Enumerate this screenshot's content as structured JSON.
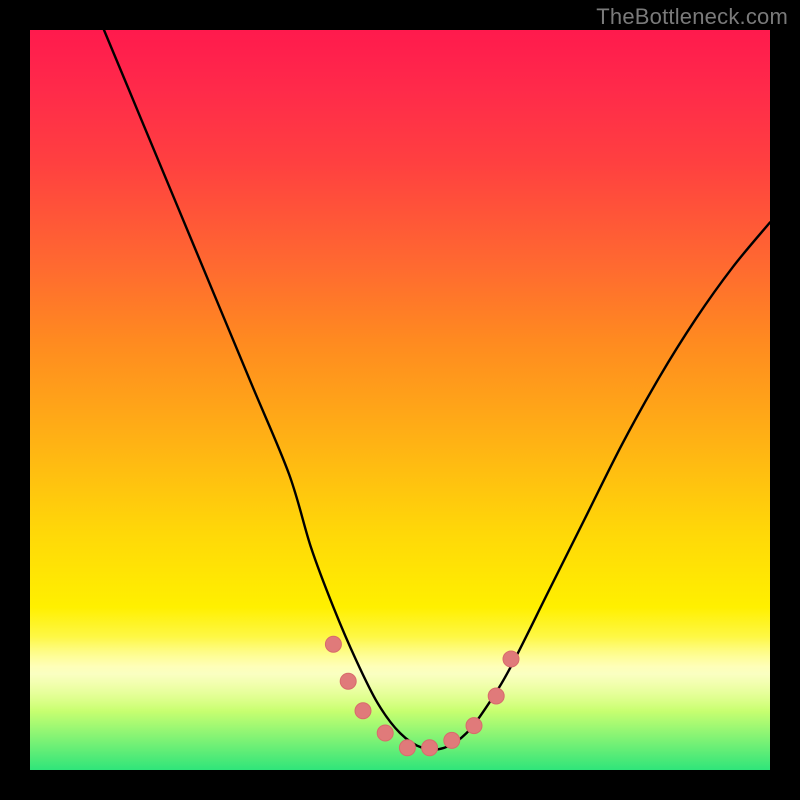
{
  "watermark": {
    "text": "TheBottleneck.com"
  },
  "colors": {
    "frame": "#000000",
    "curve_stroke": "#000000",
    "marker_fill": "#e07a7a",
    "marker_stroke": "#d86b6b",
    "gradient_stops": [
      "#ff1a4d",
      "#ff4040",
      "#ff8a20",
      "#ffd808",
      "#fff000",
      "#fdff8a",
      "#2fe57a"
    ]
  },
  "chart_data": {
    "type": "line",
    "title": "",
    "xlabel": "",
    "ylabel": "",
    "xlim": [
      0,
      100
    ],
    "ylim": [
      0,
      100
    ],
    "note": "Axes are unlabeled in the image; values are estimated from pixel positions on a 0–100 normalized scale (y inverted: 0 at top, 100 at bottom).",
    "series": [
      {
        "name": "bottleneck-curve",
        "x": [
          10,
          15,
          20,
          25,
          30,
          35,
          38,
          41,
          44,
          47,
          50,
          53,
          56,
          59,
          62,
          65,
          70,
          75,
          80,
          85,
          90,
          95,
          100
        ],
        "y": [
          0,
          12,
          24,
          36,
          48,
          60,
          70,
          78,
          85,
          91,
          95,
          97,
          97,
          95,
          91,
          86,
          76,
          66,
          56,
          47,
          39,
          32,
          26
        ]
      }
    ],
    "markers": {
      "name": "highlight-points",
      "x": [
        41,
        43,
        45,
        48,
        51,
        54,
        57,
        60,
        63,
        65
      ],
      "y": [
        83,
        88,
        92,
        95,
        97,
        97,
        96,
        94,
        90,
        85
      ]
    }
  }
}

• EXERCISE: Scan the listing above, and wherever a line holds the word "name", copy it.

• RESULT FOR THIS TASK:
        "name": "bottleneck-curve",
      "name": "highlight-points",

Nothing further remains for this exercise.